There’s just several catches. Right now, “swarm” means “four,” and you have to wear a totally unfashionable swim cap covered in electrodes attached to a computer that translates your thoughts and sends them to the drones via Bluetooth. Turns out your brain has a natural affinity for swarming, much more so than your hands:
A controller wears a skull cap outfitted with 128 electrodes wired to a computer. The device records electrical brain activity. If the controller moves a hand or thinks of something, certain areas light up.
“I can see that activity from outside,” said Panagiotis Artemiadis, director of the Human-Oriented Robotics and Control Lab and an assistant professor of mechanical and aerospace engineering in the School for Engineering of Matter, Transport and Energy in the Ira A. Fulton Schools of Engineering. “Our goal is to decode that activity to control variables for the robots.”
If the user is thinking about decreasing cohesion between the drones — spreading them out, in other words — “we know what part of the brain controls that thought,” Artemiadis said.
Here’s a video to demonstrate, via Science News Journal:
Air Force pilots working with Artemiadis had one big question, though: what happens if the mind wanders and thinks of, uh, something else? He says that if you’re hungry and think about pizza, it’s not going to work.
Unless, perhaps, you’re thinking about your drones swarming a pizza place.

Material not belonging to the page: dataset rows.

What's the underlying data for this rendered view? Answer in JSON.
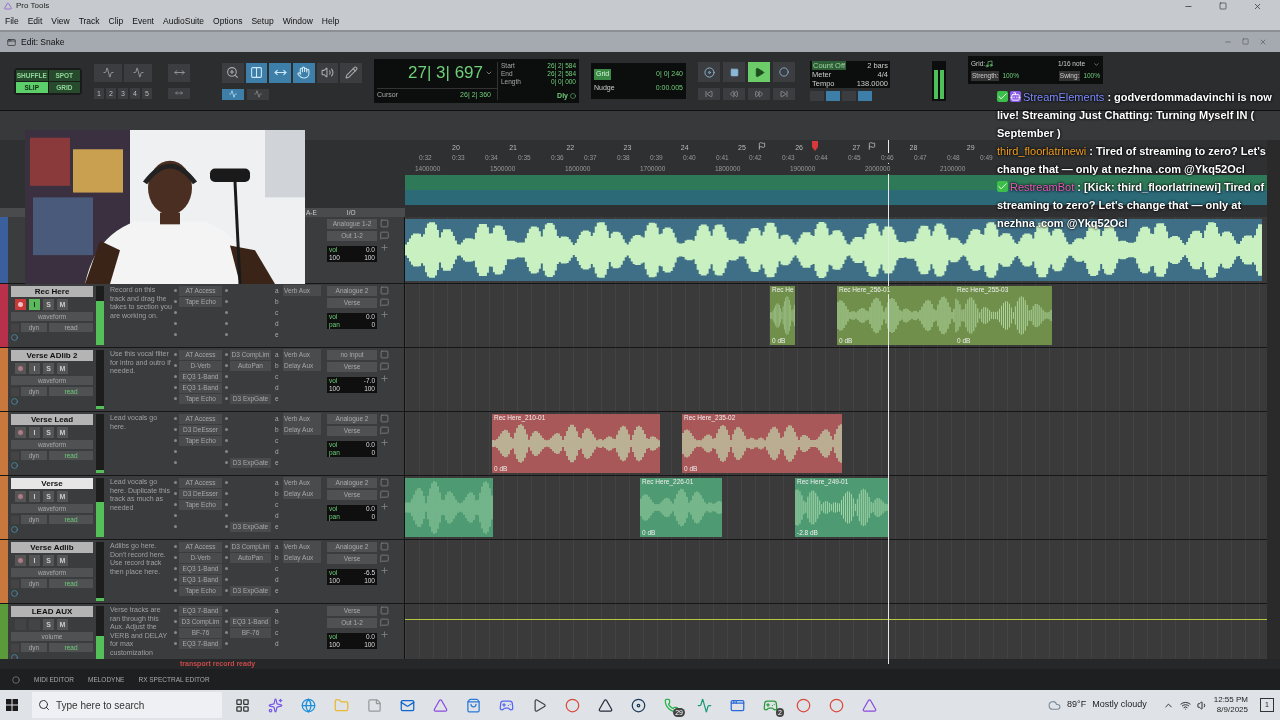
{
  "app": {
    "title": "Pro Tools"
  },
  "menu": [
    "File",
    "Edit",
    "View",
    "Track",
    "Clip",
    "Event",
    "AudioSuite",
    "Options",
    "Setup",
    "Window",
    "Help"
  ],
  "edit_window": {
    "title": "Edit: Snake"
  },
  "edit_modes": [
    {
      "label": "SHUFFLE",
      "selected": false
    },
    {
      "label": "SPOT",
      "selected": false
    },
    {
      "label": "SLIP",
      "selected": true
    },
    {
      "label": "GRID",
      "selected": false
    }
  ],
  "zoom_presets": [
    "1",
    "2",
    "3",
    "4",
    "5"
  ],
  "tools": [
    {
      "kind": "trim",
      "selected": true
    },
    {
      "kind": "selector",
      "selected": true
    },
    {
      "kind": "grabber",
      "selected": true
    },
    {
      "kind": "scrub",
      "selected": false
    },
    {
      "kind": "pencil",
      "selected": false
    }
  ],
  "counter": {
    "main": "27| 3| 697",
    "start_label": "Start",
    "start": "26| 2| 584",
    "end_label": "End",
    "end": "26| 2| 584",
    "length_label": "Length",
    "length": "0| 0| 000",
    "cursor_label": "Cursor",
    "cursor": "26| 2| 360",
    "delay": "Dly"
  },
  "grid_nudge": {
    "grid_label": "Grid",
    "grid": "0| 0| 240",
    "nudge_label": "Nudge",
    "nudge": "0:00.005"
  },
  "transport": [
    {
      "kind": "online",
      "selected": false
    },
    {
      "kind": "stop",
      "selected": false
    },
    {
      "kind": "play",
      "selected": true
    },
    {
      "kind": "record",
      "selected": false
    }
  ],
  "tempo_box": {
    "count_off": "Count Off",
    "count_value": "2 bars",
    "meter_label": "Meter",
    "meter": "4/4",
    "tempo_label": "Tempo",
    "tempo": "138.0000"
  },
  "groove": {
    "grid_label": "Grid:",
    "grid": "1/16 note",
    "strength_label": "Strength:",
    "strength": "100%",
    "swing_label": "Swing:",
    "swing": "100%"
  },
  "ruler": {
    "bars": [
      "20",
      "21",
      "22",
      "23",
      "24",
      "25",
      "26",
      "27",
      "28",
      "29"
    ],
    "times": [
      "0:32",
      "0:33",
      "0:34",
      "0:35",
      "0:36",
      "0:37",
      "0:38",
      "0:39",
      "0:40",
      "0:41",
      "0:42",
      "0:43",
      "0:44",
      "0:45",
      "0:46",
      "0:47",
      "0:48",
      "0:49"
    ],
    "samples": [
      "1400000",
      "1500000",
      "1600000",
      "1700000",
      "1800000",
      "1900000",
      "2000000",
      "2100000"
    ]
  },
  "columns": {
    "inserts": "A-E",
    "io": "I/O"
  },
  "tracks": [
    {
      "kind": "audio",
      "color": "#3b5f9c",
      "input_route": "Analogue 1-2",
      "output_route": "Out 1-2",
      "vol_label": "vol",
      "vol": "0.0",
      "pan": [
        "100",
        "100"
      ],
      "clips": [
        {
          "kind": "audio",
          "color": "#3f6f86"
        }
      ]
    },
    {
      "kind": "audio",
      "name": "Rec Here",
      "selected": false,
      "color": "#b8304a",
      "buttons": [
        {
          "kind": "record",
          "on": true
        },
        {
          "kind": "input",
          "label": "I",
          "on": true
        },
        {
          "kind": "solo",
          "label": "S",
          "on": false
        },
        {
          "kind": "mute",
          "label": "M",
          "on": false
        }
      ],
      "view": "waveform",
      "dyn": "dyn",
      "automation": "read",
      "automation_active": false,
      "meter": {
        "level": 0.75
      },
      "comment": "Record on this track and drag the takes to section you are working on.",
      "inserts_ae": [
        {
          "kind": "plugin",
          "name": "AT Access"
        },
        {
          "kind": "plugin",
          "name": "Tape Echo"
        },
        {
          "kind": "empty"
        },
        {
          "kind": "empty"
        },
        {
          "kind": "empty"
        }
      ],
      "inserts_fj": [
        {
          "kind": "empty"
        },
        {
          "kind": "empty"
        },
        {
          "kind": "empty"
        },
        {
          "kind": "empty"
        },
        {
          "kind": "empty"
        }
      ],
      "sends": [
        {
          "slot": "a",
          "name": "Verb Aux"
        },
        {
          "slot": "b"
        },
        {
          "slot": "c"
        },
        {
          "slot": "d"
        },
        {
          "slot": "e"
        }
      ],
      "input_route": "Analogue 2",
      "output_route": "Verse",
      "vol_label": "vol",
      "vol": "0.0",
      "pan_label": "pan",
      "pan": [
        "0"
      ],
      "clips": [
        {
          "kind": "audio",
          "name": "Rec He",
          "gain": "0 dB",
          "color": "#6f8f4a"
        },
        {
          "kind": "audio",
          "name": "Rec Here_256-01",
          "gain": "0 dB",
          "color": "#6f8f4a"
        },
        {
          "kind": "audio",
          "name": "Rec Here_255-03",
          "gain": "0 dB",
          "color": "#6f8f4a"
        }
      ]
    },
    {
      "kind": "audio",
      "name": "Verse ADlib 2",
      "selected": false,
      "color": "#c8783c",
      "buttons": [
        {
          "kind": "record",
          "on": false
        },
        {
          "kind": "input",
          "label": "I",
          "on": false
        },
        {
          "kind": "solo",
          "label": "S",
          "on": false
        },
        {
          "kind": "mute",
          "label": "M",
          "on": false
        }
      ],
      "view": "waveform",
      "dyn": "dyn",
      "automation": "read",
      "automation_active": true,
      "meter": {
        "level": 0.05
      },
      "comment": "Use this vocal filter for intro and outro if needed.",
      "inserts_ae": [
        {
          "kind": "plugin",
          "name": "AT Access"
        },
        {
          "kind": "plugin",
          "name": "D-Verb"
        },
        {
          "kind": "plugin",
          "name": "EQ3 1-Band"
        },
        {
          "kind": "plugin",
          "name": "EQ3 1-Band"
        },
        {
          "kind": "plugin",
          "name": "Tape Echo"
        }
      ],
      "inserts_fj": [
        {
          "kind": "plugin",
          "name": "D3 CompLim"
        },
        {
          "kind": "plugin",
          "name": "AutoPan"
        },
        {
          "kind": "empty"
        },
        {
          "kind": "empty"
        },
        {
          "kind": "plugin",
          "name": "D3 ExpGate"
        }
      ],
      "sends": [
        {
          "slot": "a",
          "name": "Verb Aux"
        },
        {
          "slot": "b",
          "name": "Delay Aux"
        },
        {
          "slot": "c"
        },
        {
          "slot": "d"
        },
        {
          "slot": "e"
        }
      ],
      "input_route": "no input",
      "output_route": "Verse",
      "vol_label": "vol",
      "vol": "-7.0",
      "pan": [
        "100",
        "100"
      ]
    },
    {
      "kind": "audio",
      "name": "Verse Lead",
      "selected": false,
      "color": "#c8783c",
      "buttons": [
        {
          "kind": "record",
          "on": false
        },
        {
          "kind": "input",
          "label": "I",
          "on": false
        },
        {
          "kind": "solo",
          "label": "S",
          "on": false
        },
        {
          "kind": "mute",
          "label": "M",
          "on": false
        }
      ],
      "view": "waveform",
      "dyn": "dyn",
      "automation": "read",
      "automation_active": true,
      "meter": {
        "level": 0.05
      },
      "comment": "Lead vocals go here.",
      "inserts_ae": [
        {
          "kind": "plugin",
          "name": "AT Access"
        },
        {
          "kind": "plugin",
          "name": "D3 DeEsser"
        },
        {
          "kind": "plugin",
          "name": "Tape Echo"
        },
        {
          "kind": "empty"
        },
        {
          "kind": "empty"
        }
      ],
      "inserts_fj": [
        {
          "kind": "empty"
        },
        {
          "kind": "empty"
        },
        {
          "kind": "empty"
        },
        {
          "kind": "empty"
        },
        {
          "kind": "plugin",
          "name": "D3 ExpGate"
        }
      ],
      "sends": [
        {
          "slot": "a",
          "name": "Verb Aux"
        },
        {
          "slot": "b",
          "name": "Delay Aux"
        },
        {
          "slot": "c"
        },
        {
          "slot": "d"
        },
        {
          "slot": "e"
        }
      ],
      "input_route": "Analogue 2",
      "output_route": "Verse",
      "vol_label": "vol",
      "vol": "0.0",
      "pan_label": "pan",
      "pan": [
        "0"
      ],
      "clips": [
        {
          "kind": "audio",
          "name": "Rec Here_210-01",
          "gain": "0 dB",
          "color": "#a85858"
        },
        {
          "kind": "audio",
          "name": "Rec Here_235-02",
          "gain": "0 dB",
          "color": "#a85858"
        }
      ]
    },
    {
      "kind": "audio",
      "name": "Verse",
      "selected": true,
      "color": "#c8783c",
      "buttons": [
        {
          "kind": "record",
          "on": false
        },
        {
          "kind": "input",
          "label": "I",
          "on": false
        },
        {
          "kind": "solo",
          "label": "S",
          "on": false
        },
        {
          "kind": "mute",
          "label": "M",
          "on": false
        }
      ],
      "view": "waveform",
      "dyn": "dyn",
      "automation": "read",
      "automation_active": true,
      "meter": {
        "level": 0.6
      },
      "comment": "Lead vocals go here. Duplicate this track as much as needed",
      "inserts_ae": [
        {
          "kind": "plugin",
          "name": "AT Access"
        },
        {
          "kind": "plugin",
          "name": "D3 DeEsser"
        },
        {
          "kind": "plugin",
          "name": "Tape Echo"
        },
        {
          "kind": "empty"
        },
        {
          "kind": "empty"
        }
      ],
      "inserts_fj": [
        {
          "kind": "empty"
        },
        {
          "kind": "empty"
        },
        {
          "kind": "empty"
        },
        {
          "kind": "empty"
        },
        {
          "kind": "plugin",
          "name": "D3 ExpGate"
        }
      ],
      "sends": [
        {
          "slot": "a",
          "name": "Verb Aux"
        },
        {
          "slot": "b",
          "name": "Delay Aux"
        },
        {
          "slot": "c"
        },
        {
          "slot": "d"
        },
        {
          "slot": "e"
        }
      ],
      "input_route": "Analogue 2",
      "output_route": "Verse",
      "vol_label": "vol",
      "vol": "0.0",
      "pan_label": "pan",
      "pan": [
        "0"
      ],
      "clips": [
        {
          "kind": "audio",
          "color": "#4e9a72"
        },
        {
          "kind": "audio",
          "name": "Rec Here_226-01",
          "gain": "0 dB",
          "color": "#4e9a72"
        },
        {
          "kind": "audio",
          "name": "Rec Here_249-01",
          "gain": "-2.8 dB",
          "color": "#4e9a72"
        }
      ]
    },
    {
      "kind": "audio",
      "name": "Verse Adlib",
      "selected": false,
      "color": "#c8783c",
      "buttons": [
        {
          "kind": "record",
          "on": false
        },
        {
          "kind": "input",
          "label": "I",
          "on": false
        },
        {
          "kind": "solo",
          "label": "S",
          "on": false
        },
        {
          "kind": "mute",
          "label": "M",
          "on": false
        }
      ],
      "view": "waveform",
      "dyn": "dyn",
      "automation": "read",
      "automation_active": true,
      "meter": {
        "level": 0.05
      },
      "comment": "Adlibs go here. Don't record here. Use record track then place here.",
      "inserts_ae": [
        {
          "kind": "plugin",
          "name": "AT Access"
        },
        {
          "kind": "plugin",
          "name": "D-Verb"
        },
        {
          "kind": "plugin",
          "name": "EQ3 1-Band"
        },
        {
          "kind": "plugin",
          "name": "EQ3 1-Band"
        },
        {
          "kind": "plugin",
          "name": "Tape Echo"
        }
      ],
      "inserts_fj": [
        {
          "kind": "plugin",
          "name": "D3 CompLim"
        },
        {
          "kind": "plugin",
          "name": "AutoPan"
        },
        {
          "kind": "empty"
        },
        {
          "kind": "empty"
        },
        {
          "kind": "plugin",
          "name": "D3 ExpGate"
        }
      ],
      "sends": [
        {
          "slot": "a",
          "name": "Verb Aux"
        },
        {
          "slot": "b",
          "name": "Delay Aux"
        },
        {
          "slot": "c"
        },
        {
          "slot": "d"
        },
        {
          "slot": "e"
        }
      ],
      "input_route": "Analogue 2",
      "output_route": "Verse",
      "vol_label": "vol",
      "vol": "-6.5",
      "pan": [
        "100",
        "100"
      ]
    },
    {
      "kind": "aux",
      "name": "LEAD AUX",
      "selected": false,
      "color": "#5a9a3a",
      "buttons": [
        {
          "kind": "solo",
          "label": "S",
          "on": false
        },
        {
          "kind": "mute",
          "label": "M",
          "on": false
        }
      ],
      "view": "volume",
      "dyn": "dyn",
      "automation": "read",
      "automation_active": true,
      "meter": {
        "level": 0.5
      },
      "comment": "Verse tracks are ran through this Aux. Adjust the VERB and DELAY for max customization",
      "inserts_ae": [
        {
          "kind": "plugin",
          "name": "EQ3 7-Band"
        },
        {
          "kind": "plugin",
          "name": "D3 CompLim"
        },
        {
          "kind": "plugin",
          "name": "BF-76"
        },
        {
          "kind": "plugin",
          "name": "EQ3 7-Band"
        }
      ],
      "inserts_fj": [
        {
          "kind": "empty"
        },
        {
          "kind": "plugin",
          "name": "EQ3 1-Band"
        },
        {
          "kind": "plugin",
          "name": "BF-76"
        },
        {
          "kind": "empty"
        }
      ],
      "sends": [
        {
          "slot": "a"
        },
        {
          "slot": "b"
        },
        {
          "slot": "c"
        },
        {
          "slot": "d"
        }
      ],
      "input_route": "Verse",
      "output_route": "Out 1-2",
      "vol_label": "vol",
      "vol": "0.0",
      "pan": [
        "100",
        "100"
      ]
    }
  ],
  "status": "transport record ready",
  "bottom_tabs": [
    "MIDI EDITOR",
    "MELODYNE",
    "RX SPECTRAL EDITOR"
  ],
  "chat": [
    {
      "user": "StreamElements",
      "color": "#7d8cff",
      "badges": [
        {
          "kind": "verified"
        },
        {
          "kind": "bot"
        }
      ],
      "text": ": godverdommadavinchi is now live! Streaming Just Chatting: Turning Myself IN ( September )"
    },
    {
      "user": "third_floorlatrinewi",
      "color": "#f0a020",
      "text": ": Tired of streaming to zero? Let's change that — only at nezhna .com @Ykq52Ocl"
    },
    {
      "user": "RestreamBot",
      "color": "#e858c0",
      "badges": [
        {
          "kind": "verified"
        }
      ],
      "text": ": [Kick: third_floorlatrinewi] Tired of streaming to zero? Let's change that — only at nezhna .com @Ykq52Ocl"
    }
  ],
  "taskbar": {
    "search_placeholder": "Type here to search",
    "apps": [
      {
        "kind": "taskview"
      },
      {
        "kind": "copilot"
      },
      {
        "kind": "edge"
      },
      {
        "kind": "folder"
      },
      {
        "kind": "notes"
      },
      {
        "kind": "outlook"
      },
      {
        "kind": "protools"
      },
      {
        "kind": "store"
      },
      {
        "kind": "discord"
      },
      {
        "kind": "player"
      },
      {
        "kind": "chrome"
      },
      {
        "kind": "adobe"
      },
      {
        "kind": "steam"
      },
      {
        "kind": "whatsapp",
        "badge": "29"
      },
      {
        "kind": "chart"
      },
      {
        "kind": "window"
      },
      {
        "kind": "xbox",
        "badge": "2"
      },
      {
        "kind": "chrome"
      },
      {
        "kind": "chrome"
      },
      {
        "kind": "protools"
      }
    ],
    "temperature": "89°F",
    "weather": "Mostly cloudy",
    "time": "12:55 PM",
    "date": "8/9/2025",
    "notifications": "1"
  }
}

Hey, if Donatello had built them, that’s where his head would be at.
Are you ready to welcome, or become, our drone-controlling overlords? Speak below, and perhaps you will have a place in the new bio-mechanical empire to come.
Featured image: Arizona State University